2012 NFL Draft: Ryan Tannehill and High-Risk Prospects Who Will Be Top-10 Picks

Bryant KnoxFeatured ColumnistMarch 23, 2012

COLLEGE STATION, TX - NOVEMBER 24:  Ryan Tannehill #17 of the Texas A&M Aggies throws a pass against the Texas Longhorns in the second half of a game at Kyle Field on November 24, 2011 in College Station, Texas. (Photo by Darren Carroll/Getty Images)
Darren Carroll/Getty Images

Every NFL Draft features high-risk prospects who are selected in the top 10 based on talent alone.

This year should prove to be no different.

While having talent is a must at the NFL level, there is far more that goes into becoming a great NFL player. Work ethic, a diverse skill set, and the intangibles to help lead a team are highly coveted traits when looking into the future of the NFL Draft's highest picks year after year.

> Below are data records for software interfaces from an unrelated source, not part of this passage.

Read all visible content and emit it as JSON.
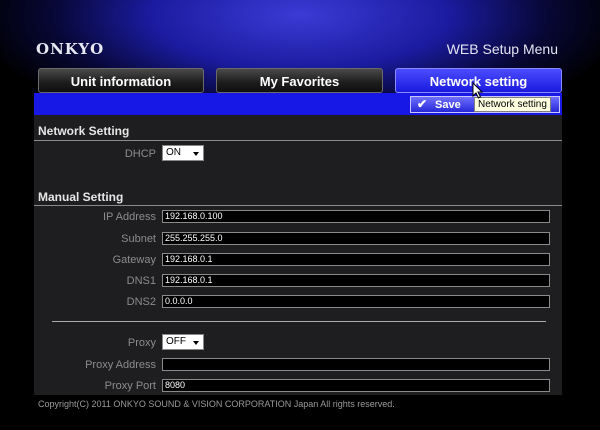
{
  "header": {
    "brand": "ONKYO",
    "menu_title": "WEB Setup Menu"
  },
  "tabs": [
    {
      "label": "Unit information",
      "active": false
    },
    {
      "label": "My Favorites",
      "active": false
    },
    {
      "label": "Network setting",
      "active": true
    }
  ],
  "toolbar": {
    "save_label": "Save",
    "tooltip": "Network setting"
  },
  "network_setting": {
    "title": "Network Setting",
    "dhcp_label": "DHCP",
    "dhcp_value": "ON"
  },
  "manual_setting": {
    "title": "Manual Setting",
    "fields": [
      {
        "label": "IP Address",
        "value": "192.168.0.100"
      },
      {
        "label": "Subnet",
        "value": "255.255.255.0"
      },
      {
        "label": "Gateway",
        "value": "192.168.0.1"
      },
      {
        "label": "DNS1",
        "value": "192.168.0.1"
      },
      {
        "label": "DNS2",
        "value": "0.0.0.0"
      }
    ],
    "proxy_label": "Proxy",
    "proxy_value": "OFF",
    "proxy_address_label": "Proxy Address",
    "proxy_address_value": "",
    "proxy_port_label": "Proxy Port",
    "proxy_port_value": "8080"
  },
  "footer": {
    "copyright": "Copyright(C) 2011 ONKYO SOUND & VISION CORPORATION Japan All rights reserved."
  },
  "colors": {
    "accent_blue": "#1717e6",
    "active_tab": "#2a2aee",
    "panel_bg": "#1e1e20"
  }
}
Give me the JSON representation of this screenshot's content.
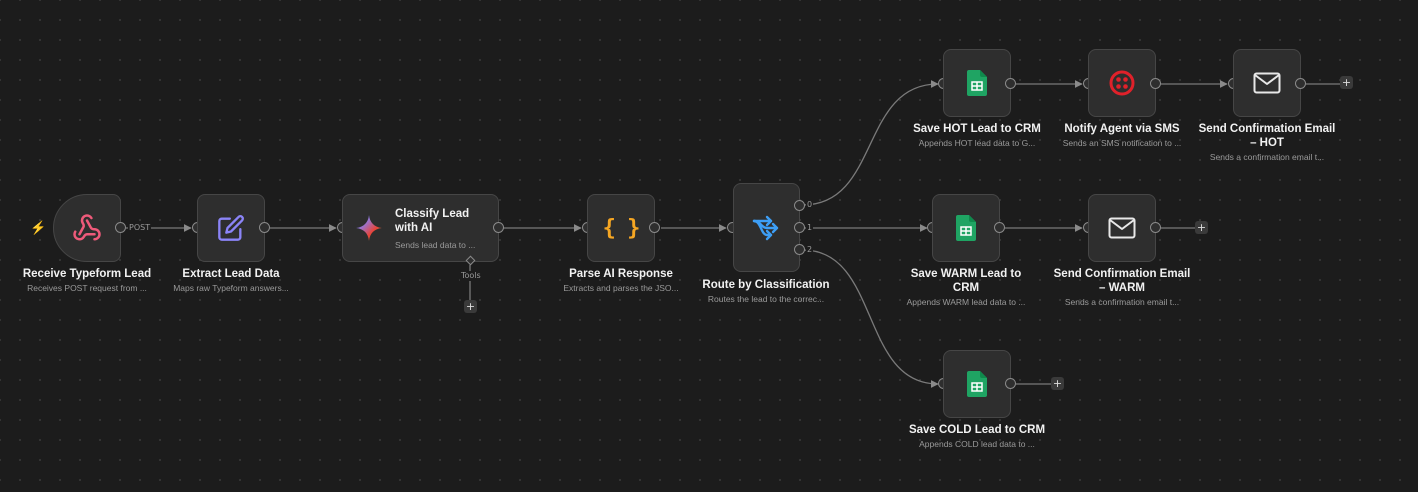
{
  "canvas": {
    "background": "#1c1c1c"
  },
  "nodes": {
    "receive": {
      "title": "Receive Typeform Lead",
      "subtitle": "Receives POST request from ...",
      "icon": "webhook-icon",
      "accent": "#ef5a7a"
    },
    "extract": {
      "title": "Extract Lead Data",
      "subtitle": "Maps raw Typeform answers...",
      "icon": "pencil-edit-icon",
      "accent": "#8b84f7"
    },
    "classify": {
      "title": "Classify Lead with AI",
      "title_line1": "Classify Lead",
      "title_line2": "with AI",
      "subtitle": "Sends lead data to ...",
      "icon": "gemini-sparkle-icon",
      "tools_label": "Tools"
    },
    "parse": {
      "title": "Parse AI Response",
      "subtitle": "Extracts and parses the JSO...",
      "icon": "code-braces-icon",
      "accent": "#f5a623"
    },
    "route": {
      "title": "Route by Classification",
      "subtitle": "Routes the lead to the correc...",
      "icon": "switch-route-icon",
      "accent": "#3d9ef5",
      "outputs": [
        "0",
        "1",
        "2"
      ]
    },
    "save_hot": {
      "title": "Save HOT Lead to CRM",
      "subtitle": "Appends HOT lead data to G...",
      "icon": "google-sheets-icon"
    },
    "notify_sms": {
      "title": "Notify Agent via SMS",
      "subtitle": "Sends an SMS notification to ...",
      "icon": "twilio-icon",
      "accent": "#e0212a"
    },
    "email_hot": {
      "title": "Send Confirmation Email – HOT",
      "title_line1": "Send Confirmation Email",
      "title_line2": "– HOT",
      "subtitle": "Sends a confirmation email t...",
      "icon": "mail-envelope-icon"
    },
    "save_warm": {
      "title": "Save WARM Lead to CRM",
      "title_line1": "Save WARM Lead to",
      "title_line2": "CRM",
      "subtitle": "Appends WARM lead data to ...",
      "icon": "google-sheets-icon"
    },
    "email_warm": {
      "title": "Send Confirmation Email – WARM",
      "title_line1": "Send Confirmation Email",
      "title_line2": "– WARM",
      "subtitle": "Sends a confirmation email t...",
      "icon": "mail-envelope-icon"
    },
    "save_cold": {
      "title": "Save COLD Lead to CRM",
      "subtitle": "Appends COLD lead data to ...",
      "icon": "google-sheets-icon"
    }
  },
  "edges": {
    "post_label": "POST"
  },
  "add_button_symbol": "+",
  "colors": {
    "sheets_green": "#1fa463",
    "wire": "#7a7a7a",
    "node_bg": "#2e2e2e"
  }
}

The players on this list are not guaranteed busts by any means. They are, however, high-risk prospects who will be under the radar come next year during their debut NFL seasons.


Ryan Tannehill, QB, Texas A&M

Ryan Tannehill's draft stock was helped considerably, almost by default, when USC's Matt Barkley and a couple of other players decided to spend another year in college and not leave for the NFL this upcoming season.

Tannehill played well within the system at Texas A&M, but at the next level, a better throwing motion and a more accurate deep-ball are going to become necessary if he wants to find success early in his career.

While the 6'4", 240-pound quarterback has a decent pocket presence already, if a team can get Tannehill a little later in the draft, he could be a player with whom you work regularly to improve his mechanics.

The money he'll receive, though, should he be a top-10 pick, should really be enough to question whether or not he should be taken over some other top-notch prospects so early in the upcoming NFL Draft.

Tannehill, a former wide receiver, often relies on his athleticism too heavily to make plays at the quarterback position. Having played less than two full seasons at quarterback for the Aggies, his transition to a drop-back player could prove to be a rough one at the NFL level.

Ultimately, Tannehill could be Tim Tebow 2.0, minus the hype, pandemonium and jersey sales to justify the selection.


Quinton Coples, DE, North Carolina

Pass-rushers are highly sought after at the NFL level, and should continue to be considering how pass-happy the league was just a season ago.

Quinton Coples may not be the answer, though, if you have a top-10 draft pick.

The guy certainly has the size and speed you look for in the position but, while he did record 7.5 sacks last season, his best games proved to be against far lesser competition, which should lead some to question whether or not he played to his full potential at North Carolina.

The questionable effort has to be the biggest concern with Coples.

BLACKSBURG, VIRGINIA - NOVEMBER 17:  Quarterback Logan Thomas #3 of the Virginia Tech Hokies is tackled by defensive end Quinton Coples #90 of the North Carolina Tar Heels at Lane Stadium on November 17, 2011 in Blacksburg, Virginia. (Photo by Geoff Burke
Geoff Burke/Getty Images

Having taken downs off throughout his college career, Coples is a player whose reliability has to be questioned on whichever pro squad he ends up playing for next season.

Melvin Ingram, the South Carolina defensive end, will likely be selected soon after Coples because of his small frame.

While size is important—especially on the line—effort is something to look out for as well. Scouts should look carefully at these two players and weigh which flaw is less of a risk on the line.

Talent can surely go to waste in the NFL, and Albert Haynesworth is a perfect example of what can happen when you stop trying.

Maybe it's unfair to make the comparison right now but, if he's not careful, Coples could find himself following in the footsteps of the once touted lineman, instead of his fellow UNC alum, Julius Peppers.


Robert Griffin III, QB, Baylor

Fair or not, Robert Griffin III makes this list because of factors that are completely out of his control.

Andrew Luck may be the quarterback replacing Peyton Manning in Indianapolis, but don't forget that the Washington Redskins were seeking Manning's services this offseason.

After missing out on the 35-year-old quarterback, Griffin now gets to be the player to come in and fill the role that would have been the future Hall of Famer's.

Don't forget, either, that the Redskins practically sold their souls to get the Baylor quarterback. Giving up multiple first-round draft picks, as well as an additional second rounder, the expectations set upon the rookie will be even higher than most No. 2 picks would receive any other year.

How he adapts to a pro-style offense will be interesting to watch, and while his skill set doesn't necessarily warrant too much concern, the expectations placed upon him from day one will make trading for him either highly celebrated or highly scrutinized in Washington.

Remember, this isn't a list of surefire busts in the NFL; it's about high-risk draft picks, and the Redskins are hoping that high risk truly does equal high reward this time around.